# Express the given limit as a definite integral

I'm supposed to convert this limit to a definite integral but I'm not sure how I'm supposed to do it.

$$\lim_{n\to \infty}\sum_{i=1}^n \left(\frac{1}{n}\right)\cdot\sqrt{ \frac i{n}}$$

Would appreciate some help/guidelines on how to tackle problems like this because I haven't found that many great sources to learn from when Googling it. My textbook is also really vague on this and doesn't really explain it or include examples.

• What is $\Delta x$? Once you recognize that, what is $f(x_i^*)$? From this, you can determine what $f(x)$ is and the bounds for the integral. – Clayton Feb 14 '18 at 21:02
• It's the limit of Riemann sums for $\int_0^1f.$ What is $f$ in this case? – zhw.

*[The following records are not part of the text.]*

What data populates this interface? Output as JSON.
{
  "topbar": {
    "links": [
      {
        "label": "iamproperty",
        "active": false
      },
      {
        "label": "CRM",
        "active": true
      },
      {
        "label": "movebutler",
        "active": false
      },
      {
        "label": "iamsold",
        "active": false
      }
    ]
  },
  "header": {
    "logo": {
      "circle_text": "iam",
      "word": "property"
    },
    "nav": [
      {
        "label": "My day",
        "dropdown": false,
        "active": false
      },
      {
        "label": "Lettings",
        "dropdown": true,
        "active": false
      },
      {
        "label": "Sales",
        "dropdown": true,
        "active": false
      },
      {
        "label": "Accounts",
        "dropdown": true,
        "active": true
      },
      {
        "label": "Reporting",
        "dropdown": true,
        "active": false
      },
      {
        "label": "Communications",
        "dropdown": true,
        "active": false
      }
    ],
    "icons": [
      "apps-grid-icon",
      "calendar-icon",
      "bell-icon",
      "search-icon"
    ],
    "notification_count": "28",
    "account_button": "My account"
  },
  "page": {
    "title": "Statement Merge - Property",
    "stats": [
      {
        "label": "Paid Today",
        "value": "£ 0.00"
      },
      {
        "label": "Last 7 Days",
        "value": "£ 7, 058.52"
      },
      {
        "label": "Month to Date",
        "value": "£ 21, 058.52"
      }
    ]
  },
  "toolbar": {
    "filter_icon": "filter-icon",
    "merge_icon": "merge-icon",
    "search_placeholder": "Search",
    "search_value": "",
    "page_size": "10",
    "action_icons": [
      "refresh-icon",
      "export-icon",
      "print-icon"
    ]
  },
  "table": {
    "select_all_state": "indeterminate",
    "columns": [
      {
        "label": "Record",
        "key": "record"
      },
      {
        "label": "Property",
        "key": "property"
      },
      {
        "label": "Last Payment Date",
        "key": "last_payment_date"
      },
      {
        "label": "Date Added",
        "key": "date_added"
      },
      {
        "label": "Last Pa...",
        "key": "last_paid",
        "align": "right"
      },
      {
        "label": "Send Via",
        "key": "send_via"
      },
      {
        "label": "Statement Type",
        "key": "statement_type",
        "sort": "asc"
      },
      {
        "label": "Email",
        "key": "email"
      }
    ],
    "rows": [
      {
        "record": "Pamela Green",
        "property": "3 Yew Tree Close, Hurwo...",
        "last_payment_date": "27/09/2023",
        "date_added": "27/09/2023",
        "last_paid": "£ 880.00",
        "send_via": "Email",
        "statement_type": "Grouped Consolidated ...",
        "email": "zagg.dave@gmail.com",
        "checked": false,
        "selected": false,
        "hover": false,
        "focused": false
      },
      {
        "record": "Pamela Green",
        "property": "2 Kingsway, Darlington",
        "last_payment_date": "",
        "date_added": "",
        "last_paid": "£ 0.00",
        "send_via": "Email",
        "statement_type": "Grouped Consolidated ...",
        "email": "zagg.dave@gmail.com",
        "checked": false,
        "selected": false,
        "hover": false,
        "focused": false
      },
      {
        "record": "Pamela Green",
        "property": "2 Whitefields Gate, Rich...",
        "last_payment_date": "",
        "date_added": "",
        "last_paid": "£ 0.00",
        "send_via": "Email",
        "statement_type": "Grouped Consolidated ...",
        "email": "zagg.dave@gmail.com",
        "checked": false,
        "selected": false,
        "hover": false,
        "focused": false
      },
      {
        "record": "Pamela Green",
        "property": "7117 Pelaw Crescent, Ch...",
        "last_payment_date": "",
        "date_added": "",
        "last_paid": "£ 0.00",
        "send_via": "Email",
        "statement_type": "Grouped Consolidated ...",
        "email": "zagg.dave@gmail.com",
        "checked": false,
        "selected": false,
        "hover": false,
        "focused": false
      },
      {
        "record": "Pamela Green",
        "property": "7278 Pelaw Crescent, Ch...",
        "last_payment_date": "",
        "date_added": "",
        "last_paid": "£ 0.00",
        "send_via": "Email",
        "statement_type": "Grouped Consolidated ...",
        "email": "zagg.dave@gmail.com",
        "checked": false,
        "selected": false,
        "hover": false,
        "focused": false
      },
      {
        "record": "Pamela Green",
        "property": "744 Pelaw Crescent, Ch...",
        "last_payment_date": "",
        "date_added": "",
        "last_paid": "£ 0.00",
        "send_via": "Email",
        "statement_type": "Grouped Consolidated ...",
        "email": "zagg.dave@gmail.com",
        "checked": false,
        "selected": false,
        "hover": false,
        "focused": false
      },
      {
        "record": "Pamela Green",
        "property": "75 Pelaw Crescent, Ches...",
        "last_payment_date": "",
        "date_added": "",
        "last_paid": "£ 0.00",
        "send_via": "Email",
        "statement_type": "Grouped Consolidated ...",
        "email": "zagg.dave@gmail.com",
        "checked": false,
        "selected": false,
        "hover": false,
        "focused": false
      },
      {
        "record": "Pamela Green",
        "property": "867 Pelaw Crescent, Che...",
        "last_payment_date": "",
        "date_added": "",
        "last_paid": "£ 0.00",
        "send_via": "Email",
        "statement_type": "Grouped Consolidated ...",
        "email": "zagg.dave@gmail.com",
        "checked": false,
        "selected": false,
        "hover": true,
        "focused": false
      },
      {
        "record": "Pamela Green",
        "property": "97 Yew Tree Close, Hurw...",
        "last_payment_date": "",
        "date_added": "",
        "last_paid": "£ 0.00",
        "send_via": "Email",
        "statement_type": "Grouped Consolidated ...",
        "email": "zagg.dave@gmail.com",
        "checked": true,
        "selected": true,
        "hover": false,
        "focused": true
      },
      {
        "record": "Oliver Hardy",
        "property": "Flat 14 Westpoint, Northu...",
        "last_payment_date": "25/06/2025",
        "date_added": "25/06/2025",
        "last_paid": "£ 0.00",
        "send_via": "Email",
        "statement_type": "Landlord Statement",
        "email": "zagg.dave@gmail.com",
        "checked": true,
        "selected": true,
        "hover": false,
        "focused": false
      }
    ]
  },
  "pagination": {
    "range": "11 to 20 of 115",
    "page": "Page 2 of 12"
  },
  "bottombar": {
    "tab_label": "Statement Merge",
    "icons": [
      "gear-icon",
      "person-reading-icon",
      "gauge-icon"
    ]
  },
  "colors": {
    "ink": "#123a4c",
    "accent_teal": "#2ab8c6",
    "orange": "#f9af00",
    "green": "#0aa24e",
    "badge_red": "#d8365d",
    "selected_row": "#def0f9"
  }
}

Feb 14 '18 at 21:05
• I would assume that $f(x) = \sqrt x$ here? And $\Delta x$ is equal to $\frac 1 {n}$ ? – gbgult Feb 14 '18 at 21:08
• For any $f\in C^0([0,1])$ we have that $$\lim_{n\to +\infty}\frac{1}{n}\sum_{k=1}^{n}f\left(\frac{k}{n}\right) = \int_{0}^{1}f(x)\,dx.$$ In your case $f(x)=\sqrt{x}$ gives that the limit equals $\frac{2}{3}$. – Jack D'Aurizio Feb 14 '18 at 21:12
• @JackD'Aurizio is the $f$ in the sum necessarily the same $f$ of the integral? To me it seems that only on $\mathbb{Q}$ they have to give the same picture. Since for example for no $k,n\in \mathbb{N}\quad f(k/n)=f(1/\sqrt{2}).$ I accept that the result is the same but the functions don't have to be the same, right? – ty. Feb 14 '18 at 21:43

By inspection, this looks like a Riemann sum of some function where the partition consists of $n$ evenly spaced points between $0$ and $1$. That is, if $f(x)=\sqrt{x}$, and $P=\{0,1/n,2/n,\ldots, n/n\}$, then a (uppeR) Riemann sum of this function over $P$ is $$\sum_{i=1}^n\left(\frac{i+1}{n}-\frac{i}{n}\right)f\left(\frac{i}{n}\right)=\sum_{I=1}^n\frac{1}{n}\sqrt{\frac{i}{n}}.$$
Since $f$ is integrable on $0,1$, this converges to $\int_0^1 f$ as $n\to\infty$.
• Is there some "general things" that I should start looking for in problems like this to see what $\Delta x$ etc is? This was a pretty easy question so I guess it won't be as simple for me going forward to more advanced stuff. Also, I don't really get how you get that $( \frac {i+1} {n} - \frac i {n}) f( \frac i {n})$ is equal to the sigma notation in my post? – gbgult Feb 14 '18 at 22:19